“I do know that bigger houses are not as in-demand as smaller houses unless you’re in a community where you’ve tapped into a niche,” notes Brian Johnston, COO of Mattamy Homes, a Canadian builder that operates in four U.S. states. “We would definitely be seeing more affordable product as the trend line.”

Source: “Single-Family Home Size Leveling Off as Market Recovers,” National Association of Home Builders’ Eye on Housing Blog and “Could the Decline in Median New-Home Size Herald Return of Entry-Level Buyers?” The Wall Street Journal

Millennials: How to make your home ownership dreams a reality

20838984_web(BPT) – Owning a home is part of the American Dream, yet standards on income, credit and debt are making it tougher to buy a home than it was 10 years ago. Even though requirements are relaxing, only three out of five borrowers get approved.

While stricter standards make it tougher for young families to qualify for a mortgage, millennials said they understand why these standards exist and think the tougher requirements won’t stand in their way of buying a home, according to a new survey commissioned by loanDepot.

In fact, millennials today are serious about doing what’s required to get a mortgage. The research surveyed 1,000 millennials who don’t own a home and found 35 percent plan to buy within five years. What’s more, millenials are taking steps now to turn their dreams into a reality by getting their credit in order, paying down debt and saving for a down payment.

“Income is a key to opening the doors of homeownership for millennials, and they’re more than committed to it; they’re actively planning for it,” says Anthony Hsieh, chairman and chief executive officer, loanDepot LLC. “Our improving economy is making it practical for millennials who want to own their own homes in a few short years to get ready now. Their strong desire to become homeowners, coupled with the commitment of getting their finances in order, suggests a renewal in first-time buyer demand may be possible if we sustain necessary economic and market conditions.”

With their prospects improving as the economy picks up, millennials are forming households faster and making more money compared to a few years ago. One in three millennials said an increase of 15 percent or less in income will be enough to turn them into homebuyers, a significant proposition for the economy.

Because mortgage lenders use debt-to-income to evaluate a borrowers’ ability to repay a loan, student debt is a growing burden on millennials interested in financing a home. Unlike medical debt, student debt carries an equal weight to credit card debt. Nearly half of those surveyed said it’s unfair to weigh both types of debt equally.

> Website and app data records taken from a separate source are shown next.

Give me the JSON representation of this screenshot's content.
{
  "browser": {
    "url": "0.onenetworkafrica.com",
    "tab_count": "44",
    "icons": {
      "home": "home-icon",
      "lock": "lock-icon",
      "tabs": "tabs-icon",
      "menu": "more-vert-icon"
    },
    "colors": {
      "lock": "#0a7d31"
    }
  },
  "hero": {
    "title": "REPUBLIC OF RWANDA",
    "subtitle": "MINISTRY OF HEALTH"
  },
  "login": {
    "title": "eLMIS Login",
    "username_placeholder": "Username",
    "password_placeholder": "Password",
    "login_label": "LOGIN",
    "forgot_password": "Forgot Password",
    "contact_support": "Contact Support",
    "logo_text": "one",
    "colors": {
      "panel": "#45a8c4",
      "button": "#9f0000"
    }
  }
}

As for the tougher requirements to getting a mortgage, millennials do think the tougher standards guard against risky loans and will help prevent another mortgage crisis. More than half say making it easier to get a mortgage will result in more foreclosures.

If you have student debt and want to buy your first home, here are a few ideas and tips to help you prepare:

* Lower your debt-to-income ratio (DTI). DTI is your total monthly income as compared to your total monthly debt payments. Most lenders will only lend to you if your DTI is at or below 43 percent. So to lower it, try to increase your income by pursuing a promotion or raise, finding a higher-paying job or taking on part-time work. Decrease your required monthly debt payments by refinancing or consolidating student loans and paying down any credit card balances.

* Get your credit score in order. Analyze your credit report before you start the home buying process. Dispute incorrect derogatory information and ensure all three credit-reporting bureaus list all of your positive information. Pay all your bills on time, reduce credit card balances to 30 percent of the credit limit or lower, and don’t open new credit cards if you already have a few.

* Save for a down payment. Make a budget for each month before it starts, with a plan for spending and saving, and stick to it. Stash away extra money from bonuses, overtime or financial gifts on your birthday or holidays. Find a roommate to help pay your rent or move into a less-expensive rental. Do freelance or contract work on the side. Sell unneeded stuff on Craigslist.